RECORDS SUPPLIED:
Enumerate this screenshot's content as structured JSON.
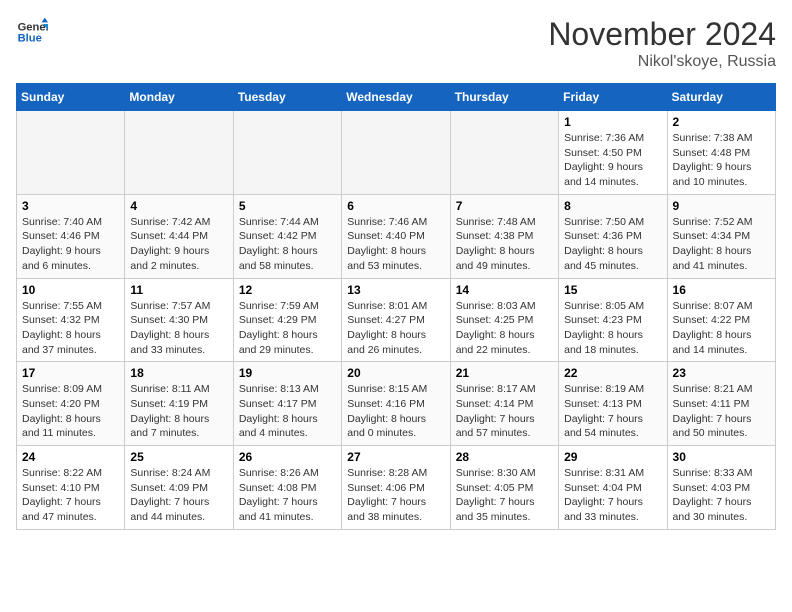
{
  "header": {
    "logo_line1": "General",
    "logo_line2": "Blue",
    "month_title": "November 2024",
    "location": "Nikol'skoye, Russia"
  },
  "days_of_week": [
    "Sunday",
    "Monday",
    "Tuesday",
    "Wednesday",
    "Thursday",
    "Friday",
    "Saturday"
  ],
  "weeks": [
    [
      {
        "day": "",
        "info": ""
      },
      {
        "day": "",
        "info": ""
      },
      {
        "day": "",
        "info": ""
      },
      {
        "day": "",
        "info": ""
      },
      {
        "day": "",
        "info": ""
      },
      {
        "day": "1",
        "info": "Sunrise: 7:36 AM\nSunset: 4:50 PM\nDaylight: 9 hours and 14 minutes."
      },
      {
        "day": "2",
        "info": "Sunrise: 7:38 AM\nSunset: 4:48 PM\nDaylight: 9 hours and 10 minutes."
      }
    ],
    [
      {
        "day": "3",
        "info": "Sunrise: 7:40 AM\nSunset: 4:46 PM\nDaylight: 9 hours and 6 minutes."
      },
      {
        "day": "4",
        "info": "Sunrise: 7:42 AM\nSunset: 4:44 PM\nDaylight: 9 hours and 2 minutes."
      },
      {
        "day": "5",
        "info": "Sunrise: 7:44 AM\nSunset: 4:42 PM\nDaylight: 8 hours and 58 minutes."
      },
      {
        "day": "6",
        "info": "Sunrise: 7:46 AM\nSunset: 4:40 PM\nDaylight: 8 hours and 53 minutes."
      },
      {
        "day": "7",
        "info": "Sunrise: 7:48 AM\nSunset: 4:38 PM\nDaylight: 8 hours and 49 minutes."
      },
      {
        "day": "8",
        "info": "Sunrise: 7:50 AM\nSunset: 4:36 PM\nDaylight: 8 hours and 45 minutes."
      },
      {
        "day": "9",
        "info": "Sunrise: 7:52 AM\nSunset: 4:34 PM\nDaylight: 8 hours and 41 minutes."
      }
    ],
    [
      {
        "day": "10",
        "info": "Sunrise: 7:55 AM\nSunset: 4:32 PM\nDaylight: 8 hours and 37 minutes."
      },
      {
        "day": "11",
        "info": "Sunrise: 7:57 AM\nSunset: 4:30 PM\nDaylight: 8 hours and 33 minutes."
      },
      {
        "day": "12",
        "info": "Sunrise: 7:59 AM\nSunset: 4:29 PM\nDaylight: 8 hours and 29 minutes."
      },
      {
        "day": "13",
        "info": "Sunrise: 8:01 AM\nSunset: 4:27 PM\nDaylight: 8 hours and 26 minutes."
      },
      {
        "day": "14",
        "info": "Sunrise: 8:03 AM\nSunset: 4:25 PM\nDaylight: 8 hours and 22 minutes."
      },
      {
        "day": "15",
        "info": "Sunrise: 8:05 AM\nSunset: 4:23 PM\nDaylight: 8 hours and 18 minutes."
      },
      {
        "day": "16",
        "info": "Sunrise: 8:07 AM\nSunset: 4:22 PM\nDaylight: 8 hours and 14 minutes."
      }
    ],
    [
      {
        "day": "17",
        "info": "Sunrise: 8:09 AM\nSunset: 4:20 PM\nDaylight: 8 hours and 11 minutes."
      },
      {
        "day": "18",
        "info": "Sunrise: 8:11 AM\nSunset: 4:19 PM\nDaylight: 8 hours and 7 minutes."
      },
      {
        "day": "19",
        "info": "Sunrise: 8:13 AM\nSunset: 4:17 PM\nDaylight: 8 hours and 4 minutes."
      },
      {
        "day": "20",
        "info": "Sunrise: 8:15 AM\nSunset: 4:16 PM\nDaylight: 8 hours and 0 minutes."
      },
      {
        "day": "21",
        "info": "Sunrise: 8:17 AM\nSunset: 4:14 PM\nDaylight: 7 hours and 57 minutes."
      },
      {
        "day": "22",
        "info": "Sunrise: 8:19 AM\nSunset: 4:13 PM\nDaylight: 7 hours and 54 minutes."
      },
      {
        "day": "23",
        "info": "Sunrise: 8:21 AM\nSunset: 4:11 PM\nDaylight: 7 hours and 50 minutes."
      }
    ],
    [
      {
        "day": "24",
        "info": "Sunrise: 8:22 AM\nSunset: 4:10 PM\nDaylight: 7 hours and 47 minutes."
      },
      {
        "day": "25",
        "info": "Sunrise: 8:24 AM\nSunset: 4:09 PM\nDaylight: 7 hours and 44 minutes."
      },
      {
        "day": "26",
        "info": "Sunrise: 8:26 AM\nSunset: 4:08 PM\nDaylight: 7 hours and 41 minutes."
      },
      {
        "day": "27",
        "info": "Sunrise: 8:28 AM\nSunset: 4:06 PM\nDaylight: 7 hours and 38 minutes."
      },
      {
        "day": "28",
        "info": "Sunrise: 8:30 AM\nSunset: 4:05 PM\nDaylight: 7 hours and 35 minutes."
      },
      {
        "day": "29",
        "info": "Sunrise: 8:31 AM\nSunset: 4:04 PM\nDaylight: 7 hours and 33 minutes."
      },
      {
        "day": "30",
        "info": "Sunrise: 8:33 AM\nSunset: 4:03 PM\nDaylight: 7 hours and 30 minutes."
      }
    ]
  ]
}
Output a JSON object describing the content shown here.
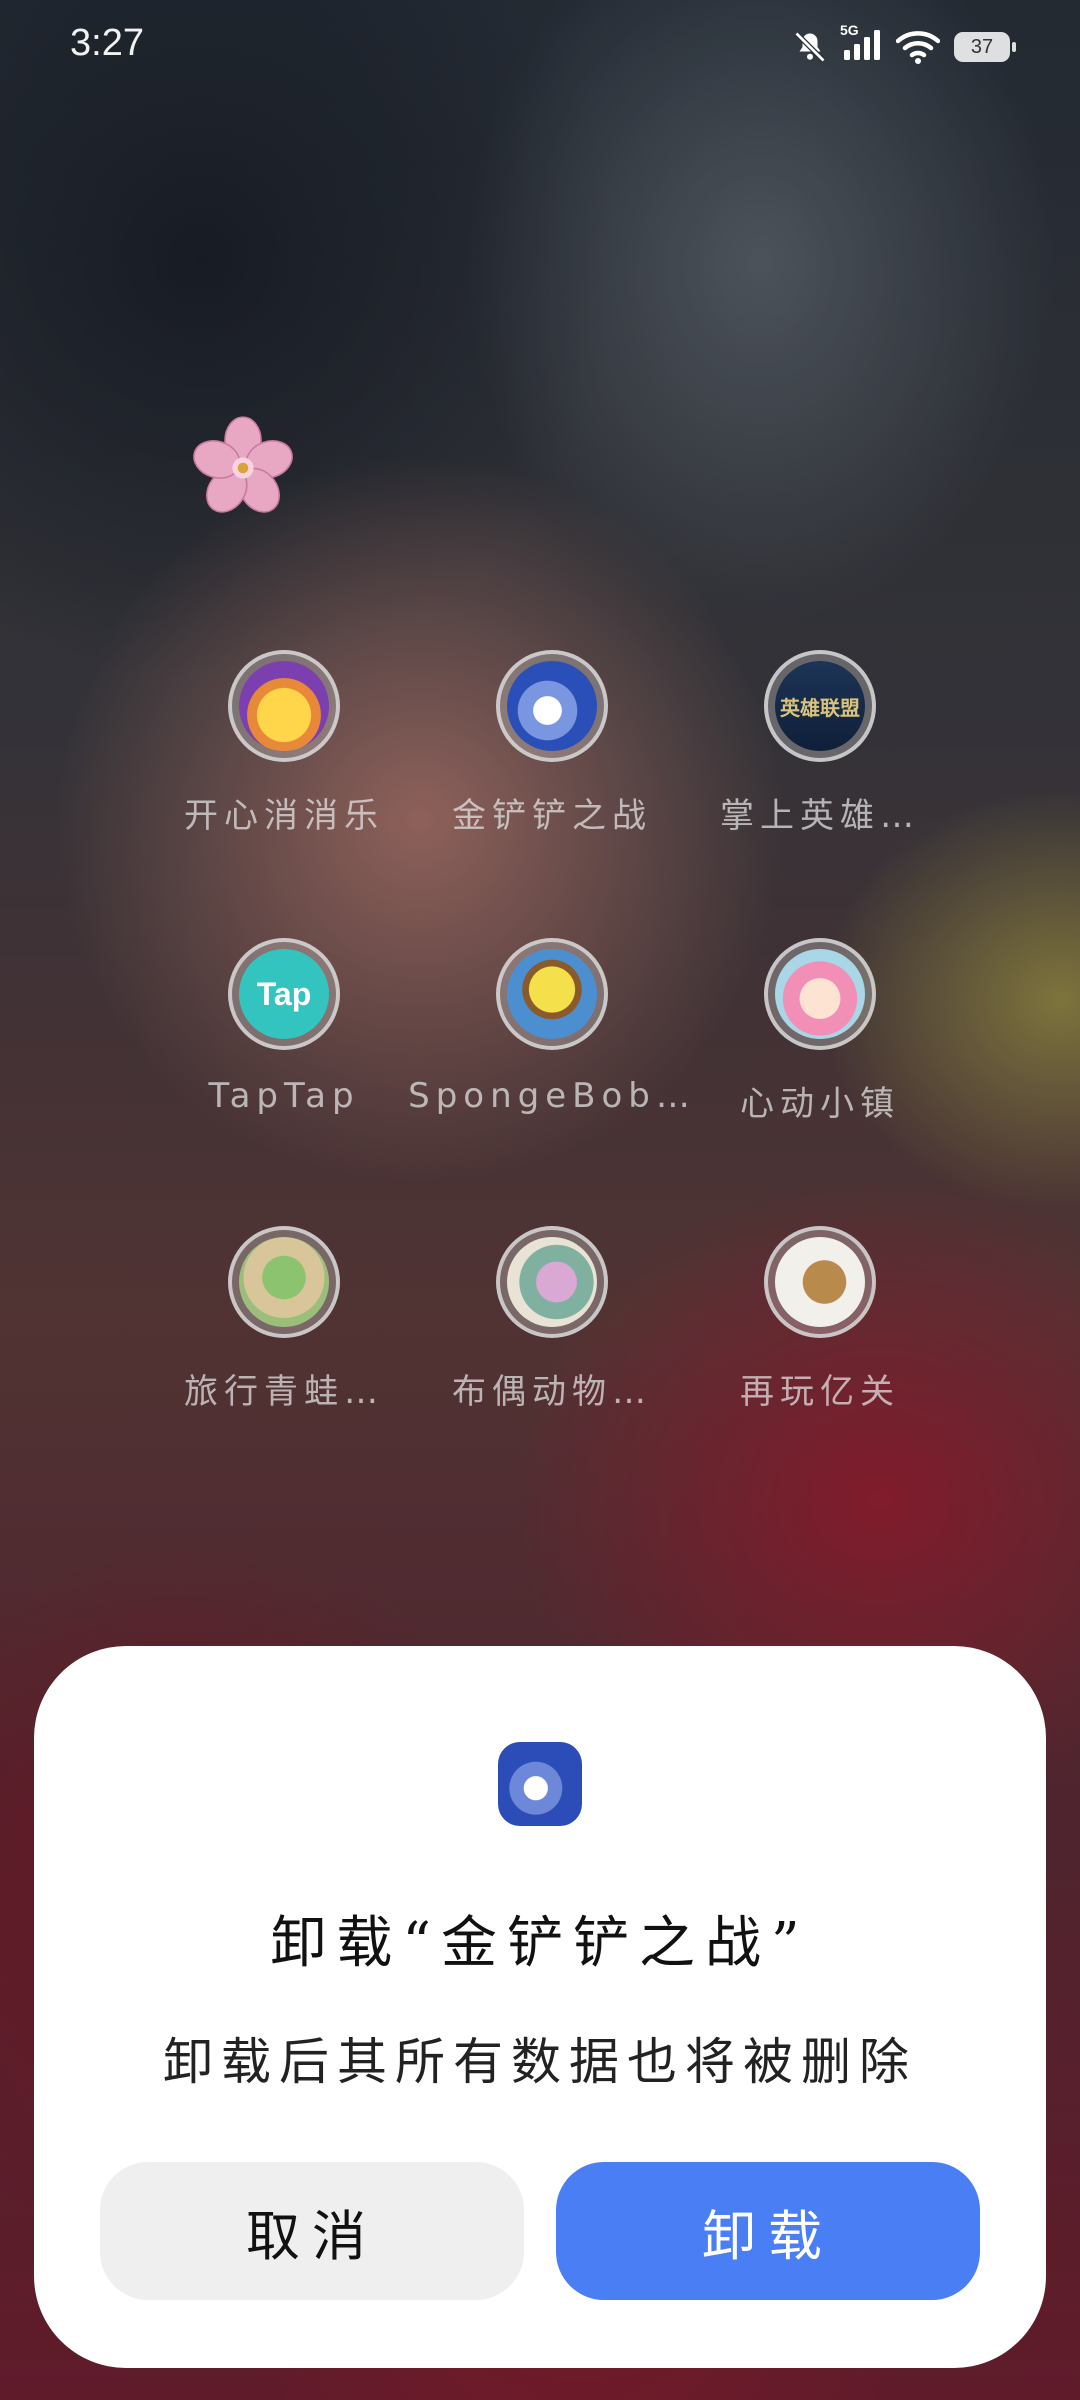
{
  "status_bar": {
    "time": "3:27",
    "network": "5G",
    "battery": "37",
    "icons": [
      "mute-bell-icon",
      "signal-icon",
      "wifi-icon",
      "battery-icon"
    ]
  },
  "apps": [
    {
      "label": "开心消消乐",
      "icon": "happy-chick-icon",
      "color": "#e8b43a"
    },
    {
      "label": "金铲铲之战",
      "icon": "penguin-icon",
      "color": "#3a66c8"
    },
    {
      "label": "掌上英雄…",
      "icon": "lol-icon",
      "color": "#1e3a66",
      "icon_text": "英雄联盟"
    },
    {
      "label": "TapTap",
      "icon": "taptap-icon",
      "color": "#33c3c0",
      "icon_text": "Tap"
    },
    {
      "label": "SpongeBob…",
      "icon": "spongebob-icon",
      "color": "#4c8fd1"
    },
    {
      "label": "心动小镇",
      "icon": "heart-town-icon",
      "color": "#f2a9c4"
    },
    {
      "label": "旅行青蛙…",
      "icon": "frog-icon",
      "color": "#7fb36a"
    },
    {
      "label": "布偶动物…",
      "icon": "plush-animal-icon",
      "color": "#c9a3c9"
    },
    {
      "label": "再玩亿关",
      "icon": "mole-icon",
      "color": "#f0efe9"
    }
  ],
  "dialog": {
    "title": "卸载“金铲铲之战”",
    "message": "卸载后其所有数据也将被删除",
    "cancel_label": "取消",
    "uninstall_label": "卸载",
    "accent_color": "#4a7ef5"
  }
}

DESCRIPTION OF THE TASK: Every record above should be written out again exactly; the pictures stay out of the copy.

OUTPUT BELOW:
Enumerate this screenshot's content as structured JSON.
{
  "header": {
    "logo_line1": "General",
    "logo_line2": "Blue",
    "month_title": "November 2024",
    "location": "Nikol'skoye, Russia"
  },
  "days_of_week": [
    "Sunday",
    "Monday",
    "Tuesday",
    "Wednesday",
    "Thursday",
    "Friday",
    "Saturday"
  ],
  "weeks": [
    [
      {
        "day": "",
        "info": ""
      },
      {
        "day": "",
        "info": ""
      },
      {
        "day": "",
        "info": ""
      },
      {
        "day": "",
        "info": ""
      },
      {
        "day": "",
        "info": ""
      },
      {
        "day": "1",
        "info": "Sunrise: 7:36 AM\nSunset: 4:50 PM\nDaylight: 9 hours and 14 minutes."
      },
      {
        "day": "2",
        "info": "Sunrise: 7:38 AM\nSunset: 4:48 PM\nDaylight: 9 hours and 10 minutes."
      }
    ],
    [
      {
        "day": "3",
        "info": "Sunrise: 7:40 AM\nSunset: 4:46 PM\nDaylight: 9 hours and 6 minutes."
      },
      {
        "day": "4",
        "info": "Sunrise: 7:42 AM\nSunset: 4:44 PM\nDaylight: 9 hours and 2 minutes."
      },
      {
        "day": "5",
        "info": "Sunrise: 7:44 AM\nSunset: 4:42 PM\nDaylight: 8 hours and 58 minutes."
      },
      {
        "day": "6",
        "info": "Sunrise: 7:46 AM\nSunset: 4:40 PM\nDaylight: 8 hours and 53 minutes."
      },
      {
        "day": "7",
        "info": "Sunrise: 7:48 AM\nSunset: 4:38 PM\nDaylight: 8 hours and 49 minutes."
      },
      {
        "day": "8",
        "info": "Sunrise: 7:50 AM\nSunset: 4:36 PM\nDaylight: 8 hours and 45 minutes."
      },
      {
        "day": "9",
        "info": "Sunrise: 7:52 AM\nSunset: 4:34 PM\nDaylight: 8 hours and 41 minutes."
      }
    ],
    [
      {
        "day": "10",
        "info": "Sunrise: 7:55 AM\nSunset: 4:32 PM\nDaylight: 8 hours and 37 minutes."
      },
      {
        "day": "11",
        "info": "Sunrise: 7:57 AM\nSunset: 4:30 PM\nDaylight: 8 hours and 33 minutes."
      },
      {
        "day": "12",
        "info": "Sunrise: 7:59 AM\nSunset: 4:29 PM\nDaylight: 8 hours and 29 minutes."
      },
      {
        "day": "13",
        "info": "Sunrise: 8:01 AM\nSunset: 4:27 PM\nDaylight: 8 hours and 26 minutes."
      },
      {
        "day": "14",
        "info": "Sunrise: 8:03 AM\nSunset: 4:25 PM\nDaylight: 8 hours and 22 minutes."
      },
      {
        "day": "15",
        "info": "Sunrise: 8:05 AM\nSunset: 4:23 PM\nDaylight: 8 hours and 18 minutes."
      },
      {
        "day": "16",
        "info": "Sunrise: 8:07 AM\nSunset: 4:22 PM\nDaylight: 8 hours and 14 minutes."
      }
    ],
    [
      {
        "day": "17",
        "info": "Sunrise: 8:09 AM\nSunset: 4:20 PM\nDaylight: 8 hours and 11 minutes."
      },
      {
        "day": "18",
        "info": "Sunrise: 8:11 AM\nSunset: 4:19 PM\nDaylight: 8 hours and 7 minutes."
      },
      {
        "day": "19",
        "info": "Sunrise: 8:13 AM\nSunset: 4:17 PM\nDaylight: 8 hours and 4 minutes."
      },
      {
        "day": "20",
        "info": "Sunrise: 8:15 AM\nSunset: 4:16 PM\nDaylight: 8 hours and 0 minutes."
      },
      {
        "day": "21",
        "info": "Sunrise: 8:17 AM\nSunset: 4:14 PM\nDaylight: 7 hours and 57 minutes."
      },
      {
        "day": "22",
        "info": "Sunrise: 8:19 AM\nSunset: 4:13 PM\nDaylight: 7 hours and 54 minutes."
      },
      {
        "day": "23",
        "info": "Sunrise: 8:21 AM\nSunset: 4:11 PM\nDaylight: 7 hours and 50 minutes."
      }
    ],
    [
      {
        "day": "24",
        "info": "Sunrise: 8:22 AM\nSunset: 4:10 PM\nDaylight: 7 hours and 47 minutes."
      },
      {
        "day": "25",
        "info": "Sunrise: 8:24 AM\nSunset: 4:09 PM\nDaylight: 7 hours and 44 minutes."
      },
      {
        "day": "26",
        "info": "Sunrise: 8:26 AM\nSunset: 4:08 PM\nDaylight: 7 hours and 41 minutes."
      },
      {
        "day": "27",
        "info": "Sunrise: 8:28 AM\nSunset: 4:06 PM\nDaylight: 7 hours and 38 minutes."
      },
      {
        "day": "28",
        "info": "Sunrise: 8:30 AM\nSunset: 4:05 PM\nDaylight: 7 hours and 35 minutes."
      },
      {
        "day": "29",
        "info": "Sunrise: 8:31 AM\nSunset: 4:04 PM\nDaylight: 7 hours and 33 minutes."
      },
      {
        "day": "30",
        "info": "Sunrise: 8:33 AM\nSunset: 4:03 PM\nDaylight: 7 hours and 30 minutes."
      }
    ]
  ]
}
Output a JSON object describing the content shown here.
{
  "status_bar": {
    "time": "3:27",
    "network": "5G",
    "battery": "37",
    "icons": [
      "mute-bell-icon",
      "signal-icon",
      "wifi-icon",
      "battery-icon"
    ]
  },
  "apps": [
    {
      "label": "开心消消乐",
      "icon": "happy-chick-icon",
      "color": "#e8b43a"
    },
    {
      "label": "金铲铲之战",
      "icon": "penguin-icon",
      "color": "#3a66c8"
    },
    {
      "label": "掌上英雄…",
      "icon": "lol-icon",
      "color": "#1e3a66",
      "icon_text": "英雄联盟"
    },
    {
      "label": "TapTap",
      "icon": "taptap-icon",
      "color": "#33c3c0",
      "icon_text": "Tap"
    },
    {
      "label": "SpongeBob…",
      "icon": "spongebob-icon",
      "color": "#4c8fd1"
    },
    {
      "label": "心动小镇",
      "icon": "heart-town-icon",
      "color": "#f2a9c4"
    },
    {
      "label": "旅行青蛙…",
      "icon": "frog-icon",
      "color": "#7fb36a"
    },
    {
      "label": "布偶动物…",
      "icon": "plush-animal-icon",
      "color": "#c9a3c9"
    },
    {
      "label": "再玩亿关",
      "icon": "mole-icon",
      "color": "#f0efe9"
    }
  ],
  "dialog": {
    "title": "卸载“金铲铲之战”",
    "message": "卸载后其所有数据也将被删除",
    "cancel_label": "取消",
    "uninstall_label": "卸载",
    "accent_color": "#4a7ef5"
  }
}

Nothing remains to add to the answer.